[Items from an interface collection]
_ _ _ _ _ _ _

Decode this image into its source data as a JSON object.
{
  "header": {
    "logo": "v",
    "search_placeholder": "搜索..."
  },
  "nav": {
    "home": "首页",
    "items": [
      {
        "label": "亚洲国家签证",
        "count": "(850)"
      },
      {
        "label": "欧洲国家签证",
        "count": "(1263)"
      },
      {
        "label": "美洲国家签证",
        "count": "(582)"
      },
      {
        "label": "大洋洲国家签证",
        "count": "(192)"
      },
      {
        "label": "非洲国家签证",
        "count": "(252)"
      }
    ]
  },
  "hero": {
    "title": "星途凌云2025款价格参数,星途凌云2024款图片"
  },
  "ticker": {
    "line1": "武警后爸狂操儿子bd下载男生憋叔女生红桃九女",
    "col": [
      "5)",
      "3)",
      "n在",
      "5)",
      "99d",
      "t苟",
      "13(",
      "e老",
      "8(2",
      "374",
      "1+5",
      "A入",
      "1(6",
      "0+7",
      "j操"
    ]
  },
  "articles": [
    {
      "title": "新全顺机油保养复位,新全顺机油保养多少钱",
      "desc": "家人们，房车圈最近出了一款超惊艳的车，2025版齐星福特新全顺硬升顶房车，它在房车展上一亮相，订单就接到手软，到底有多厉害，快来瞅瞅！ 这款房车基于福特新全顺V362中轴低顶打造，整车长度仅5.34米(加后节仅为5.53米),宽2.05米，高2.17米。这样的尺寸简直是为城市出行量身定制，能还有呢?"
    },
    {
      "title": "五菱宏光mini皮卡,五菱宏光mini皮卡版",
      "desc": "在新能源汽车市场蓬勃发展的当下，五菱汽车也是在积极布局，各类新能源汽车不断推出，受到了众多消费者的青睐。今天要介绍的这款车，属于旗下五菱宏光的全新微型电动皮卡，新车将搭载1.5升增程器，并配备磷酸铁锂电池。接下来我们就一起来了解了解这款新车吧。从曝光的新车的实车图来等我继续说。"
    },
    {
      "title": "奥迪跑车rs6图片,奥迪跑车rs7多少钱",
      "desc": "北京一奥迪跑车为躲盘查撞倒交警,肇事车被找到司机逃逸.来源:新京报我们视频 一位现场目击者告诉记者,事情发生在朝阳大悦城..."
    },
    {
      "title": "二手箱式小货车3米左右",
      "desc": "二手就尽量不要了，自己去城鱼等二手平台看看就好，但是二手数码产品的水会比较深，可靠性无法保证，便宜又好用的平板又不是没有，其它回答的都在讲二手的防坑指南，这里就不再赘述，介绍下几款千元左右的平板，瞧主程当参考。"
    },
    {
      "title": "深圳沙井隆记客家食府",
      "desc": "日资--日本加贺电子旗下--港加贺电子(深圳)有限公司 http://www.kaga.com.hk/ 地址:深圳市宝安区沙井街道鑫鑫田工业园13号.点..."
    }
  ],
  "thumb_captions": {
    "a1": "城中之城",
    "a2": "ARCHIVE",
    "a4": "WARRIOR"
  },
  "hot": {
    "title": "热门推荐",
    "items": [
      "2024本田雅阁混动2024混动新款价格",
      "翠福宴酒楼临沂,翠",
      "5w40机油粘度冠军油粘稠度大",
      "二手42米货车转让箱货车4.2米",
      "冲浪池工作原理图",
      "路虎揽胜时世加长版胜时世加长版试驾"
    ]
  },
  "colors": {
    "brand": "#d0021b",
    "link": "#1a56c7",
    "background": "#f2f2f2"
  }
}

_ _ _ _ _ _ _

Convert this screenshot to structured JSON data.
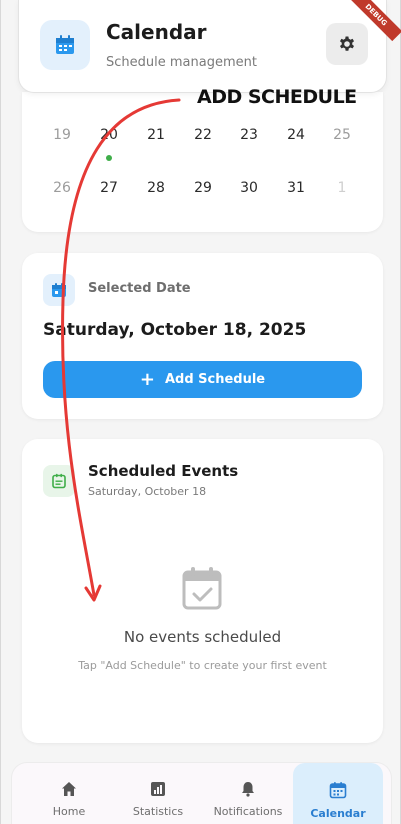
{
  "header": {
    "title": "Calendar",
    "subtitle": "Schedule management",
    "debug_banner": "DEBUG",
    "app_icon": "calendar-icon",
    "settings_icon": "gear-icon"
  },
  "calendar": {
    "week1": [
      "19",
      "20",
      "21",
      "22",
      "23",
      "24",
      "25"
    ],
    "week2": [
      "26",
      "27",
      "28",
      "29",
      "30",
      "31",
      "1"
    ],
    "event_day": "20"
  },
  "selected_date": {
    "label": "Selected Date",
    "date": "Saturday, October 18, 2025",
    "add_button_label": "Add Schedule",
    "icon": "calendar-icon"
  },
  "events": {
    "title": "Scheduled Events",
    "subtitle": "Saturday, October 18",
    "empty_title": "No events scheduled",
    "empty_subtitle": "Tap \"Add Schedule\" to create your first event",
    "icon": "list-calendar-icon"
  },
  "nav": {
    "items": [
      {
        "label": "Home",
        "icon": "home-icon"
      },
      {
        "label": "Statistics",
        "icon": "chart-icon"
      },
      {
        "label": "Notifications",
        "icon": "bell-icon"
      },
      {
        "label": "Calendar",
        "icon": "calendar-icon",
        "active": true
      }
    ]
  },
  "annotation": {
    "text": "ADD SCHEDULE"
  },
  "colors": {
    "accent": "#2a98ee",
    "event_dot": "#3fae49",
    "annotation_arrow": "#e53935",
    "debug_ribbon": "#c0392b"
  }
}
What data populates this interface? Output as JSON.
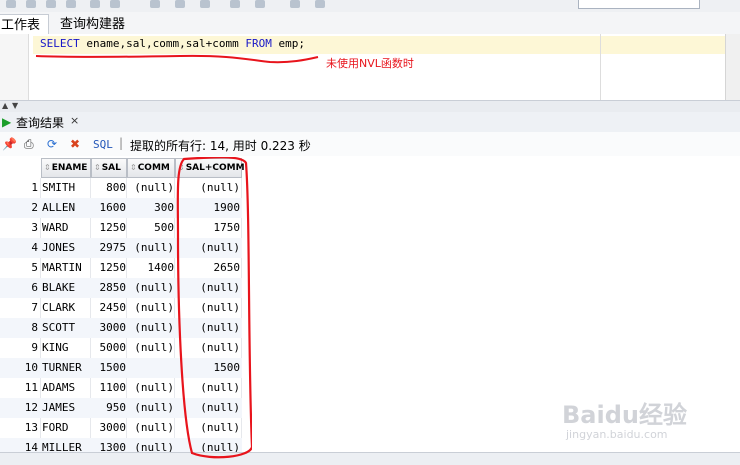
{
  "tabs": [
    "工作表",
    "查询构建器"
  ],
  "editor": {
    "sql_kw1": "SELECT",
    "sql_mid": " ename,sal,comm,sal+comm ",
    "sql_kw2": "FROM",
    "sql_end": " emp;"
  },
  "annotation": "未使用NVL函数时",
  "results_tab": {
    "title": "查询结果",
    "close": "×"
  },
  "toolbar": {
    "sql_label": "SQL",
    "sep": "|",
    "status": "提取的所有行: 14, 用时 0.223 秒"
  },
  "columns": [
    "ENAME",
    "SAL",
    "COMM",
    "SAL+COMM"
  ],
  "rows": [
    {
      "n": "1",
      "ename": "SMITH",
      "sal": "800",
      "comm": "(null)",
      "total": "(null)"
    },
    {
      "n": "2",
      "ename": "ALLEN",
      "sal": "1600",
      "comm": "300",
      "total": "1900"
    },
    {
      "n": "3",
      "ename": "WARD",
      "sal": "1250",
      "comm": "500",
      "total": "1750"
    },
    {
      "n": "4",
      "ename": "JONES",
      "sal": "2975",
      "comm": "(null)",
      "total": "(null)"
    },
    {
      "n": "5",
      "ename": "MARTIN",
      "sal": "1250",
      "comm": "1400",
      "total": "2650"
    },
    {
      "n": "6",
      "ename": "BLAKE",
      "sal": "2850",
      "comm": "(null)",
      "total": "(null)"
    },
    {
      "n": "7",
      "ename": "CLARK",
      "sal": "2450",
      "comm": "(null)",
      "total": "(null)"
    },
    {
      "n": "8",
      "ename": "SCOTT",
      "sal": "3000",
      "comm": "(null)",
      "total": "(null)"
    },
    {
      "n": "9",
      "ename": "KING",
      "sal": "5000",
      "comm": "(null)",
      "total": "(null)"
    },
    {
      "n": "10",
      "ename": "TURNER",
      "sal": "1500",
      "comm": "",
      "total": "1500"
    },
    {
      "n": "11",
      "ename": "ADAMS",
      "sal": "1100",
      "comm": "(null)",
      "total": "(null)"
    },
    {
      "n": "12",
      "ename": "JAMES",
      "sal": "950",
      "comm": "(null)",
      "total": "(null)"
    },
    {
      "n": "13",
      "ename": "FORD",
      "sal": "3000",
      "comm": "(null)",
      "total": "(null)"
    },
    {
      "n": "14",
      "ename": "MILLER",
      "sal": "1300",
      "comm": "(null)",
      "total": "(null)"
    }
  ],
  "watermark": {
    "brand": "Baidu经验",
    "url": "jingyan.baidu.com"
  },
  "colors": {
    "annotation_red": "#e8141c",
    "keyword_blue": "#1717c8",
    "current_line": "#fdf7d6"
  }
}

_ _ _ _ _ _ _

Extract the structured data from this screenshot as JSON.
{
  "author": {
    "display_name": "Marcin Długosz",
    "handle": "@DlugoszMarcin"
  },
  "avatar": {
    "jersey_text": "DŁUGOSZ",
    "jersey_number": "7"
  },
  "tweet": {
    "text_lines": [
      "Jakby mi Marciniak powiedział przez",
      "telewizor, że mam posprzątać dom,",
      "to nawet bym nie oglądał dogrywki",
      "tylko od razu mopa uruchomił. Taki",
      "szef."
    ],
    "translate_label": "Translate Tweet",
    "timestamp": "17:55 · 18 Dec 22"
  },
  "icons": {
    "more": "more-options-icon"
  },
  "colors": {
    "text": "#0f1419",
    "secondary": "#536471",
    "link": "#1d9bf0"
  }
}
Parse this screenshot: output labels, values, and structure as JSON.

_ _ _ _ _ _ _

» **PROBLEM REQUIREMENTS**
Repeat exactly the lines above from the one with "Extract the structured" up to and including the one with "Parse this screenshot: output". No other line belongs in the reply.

» **EXERCISE RESPONSE**
Extract the structured data from this screenshot as JSON.
{
  "author": {
    "display_name": "Marcin Długosz",
    "handle": "@DlugoszMarcin"
  },
  "avatar": {
    "jersey_text": "DŁUGOSZ",
    "jersey_number": "7"
  },
  "tweet": {
    "text_lines": [
      "Jakby mi Marciniak powiedział przez",
      "telewizor, że mam posprzątać dom,",
      "to nawet bym nie oglądał dogrywki",
      "tylko od razu mopa uruchomił. Taki",
      "szef."
    ],
    "translate_label": "Translate Tweet",
    "timestamp": "17:55 · 18 Dec 22"
  },
  "icons": {
    "more": "more-options-icon"
  },
  "colors": {
    "text": "#0f1419",
    "secondary": "#536471",
    "link": "#1d9bf0"
  }
}
Parse this screenshot: output labels, values, and structure as JSON.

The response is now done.